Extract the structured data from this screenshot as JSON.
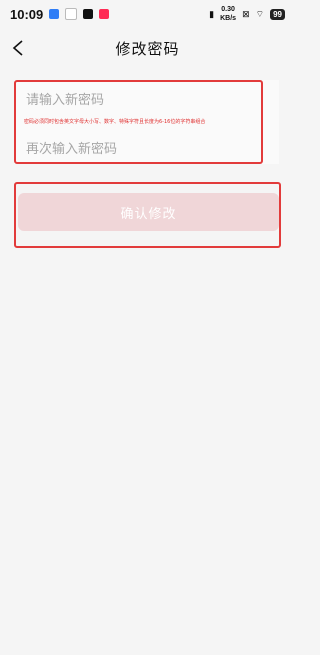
{
  "status_bar": {
    "time": "10:09",
    "netspeed_value": "0.30",
    "netspeed_unit": "KB/s",
    "battery": "99",
    "app_icons": [
      "app-icon-blue",
      "app-icon-white",
      "tiktok-icon",
      "red-app-icon"
    ]
  },
  "nav": {
    "title": "修改密码"
  },
  "form": {
    "new_password_placeholder": "请输入新密码",
    "hint": "密码必须同时包含英文字母大小写、数字、特殊字符且长度为6-16位的字符串组合",
    "confirm_password_placeholder": "再次输入新密码",
    "submit_label": "确认修改"
  },
  "colors": {
    "accent_red": "#e23b3b",
    "button_disabled": "#f0d6d8"
  }
}
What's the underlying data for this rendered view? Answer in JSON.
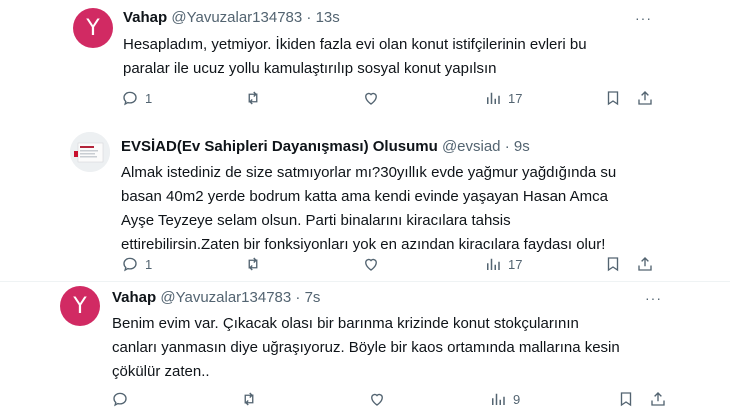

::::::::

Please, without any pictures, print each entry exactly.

Extract the structured data from this screenshot as JSON.
{
  "status_bar": {
    "time": "10:09",
    "netspeed_value": "0.30",
    "netspeed_unit": "KB/s",
    "battery": "99",
    "app_icons": [
      "app-icon-blue",
      "app-icon-white",
      "tiktok-icon",
      "red-app-icon"
    ]
  },
  "nav": {
    "title": "修改密码"
  },
  "form": {
    "new_password_placeholder": "请输入新密码",
    "hint": "密码必须同时包含英文字母大小写、数字、特殊字符且长度为6-16位的字符串组合",
    "confirm_password_placeholder": "再次输入新密码",
    "submit_label": "确认修改"
  },
  "colors": {
    "accent_red": "#e23b3b",
    "button_disabled": "#f0d6d8"
  }
}
What's the underlying data for this rendered view? Answer in JSON.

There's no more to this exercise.